(What the task requires):
Pictures excluded, copy every record that follows exactly as it appears.

Data records for software interfaces

Segment Open

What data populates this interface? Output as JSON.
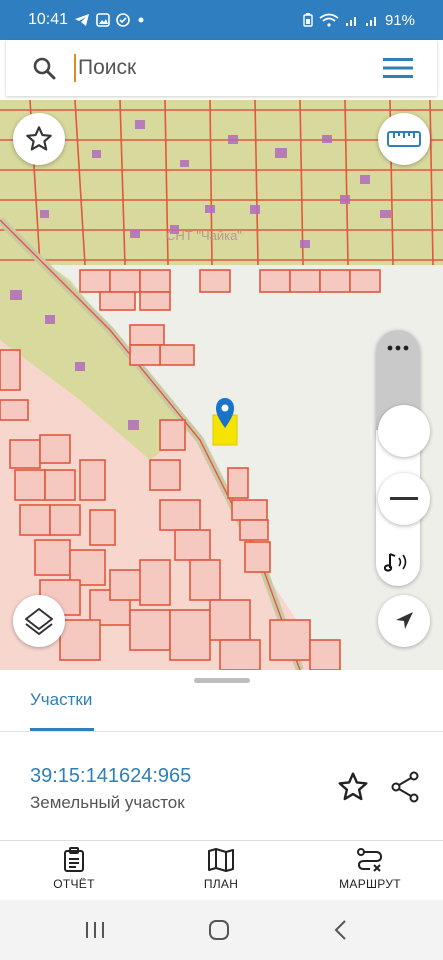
{
  "status": {
    "time": "10:41",
    "battery": "91%",
    "notification_icons": [
      "telegram-icon",
      "gallery-icon",
      "check-icon",
      "dot-icon"
    ],
    "system_icons": [
      "battery-saver-icon",
      "wifi-icon",
      "signal-icon",
      "signal-icon"
    ]
  },
  "search": {
    "placeholder": "Поиск"
  },
  "map": {
    "snt_label": "СНТ \"Чайка\"",
    "marker_color": "#1a73c9",
    "parcel_highlight_color": "#f5e400"
  },
  "sheet": {
    "tab_label": "Участки",
    "parcel_id": "39:15:141624:965",
    "parcel_type": "Земельный участок"
  },
  "bottom_nav": {
    "report": "ОТЧЁТ",
    "plan": "ПЛАН",
    "route": "МАРШРУТ"
  },
  "colors": {
    "accent": "#2f7fb8",
    "status_bar": "#2f7fc0",
    "parcel_border": "#e3573e",
    "parcel_fill": "#f6c9c0",
    "garden_fill": "#d8d99c",
    "building_fill": "#b36bc0"
  }
}
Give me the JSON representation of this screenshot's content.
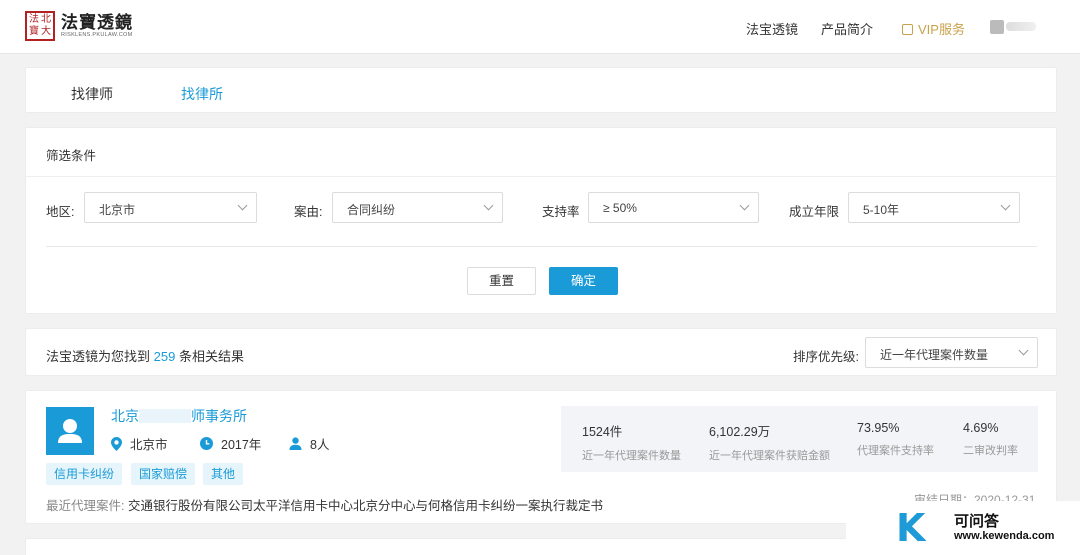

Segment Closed

(Output of the task):
What data populates this interface? Output as JSON.
{
  "status": {
    "time": "10:41",
    "battery": "91%",
    "notification_icons": [
      "telegram-icon",
      "gallery-icon",
      "check-icon",
      "dot-icon"
    ],
    "system_icons": [
      "battery-saver-icon",
      "wifi-icon",
      "signal-icon",
      "signal-icon"
    ]
  },
  "search": {
    "placeholder": "Поиск"
  },
  "map": {
    "snt_label": "СНТ \"Чайка\"",
    "marker_color": "#1a73c9",
    "parcel_highlight_color": "#f5e400"
  },
  "sheet": {
    "tab_label": "Участки",
    "parcel_id": "39:15:141624:965",
    "parcel_type": "Земельный участок"
  },
  "bottom_nav": {
    "report": "ОТЧЁТ",
    "plan": "ПЛАН",
    "route": "МАРШРУТ"
  },
  "colors": {
    "accent": "#2f7fb8",
    "status_bar": "#2f7fc0",
    "parcel_border": "#e3573e",
    "parcel_fill": "#f6c9c0",
    "garden_fill": "#d8d99c",
    "building_fill": "#b36bc0"
  }
}
Give me the JSON representation of this screenshot's content.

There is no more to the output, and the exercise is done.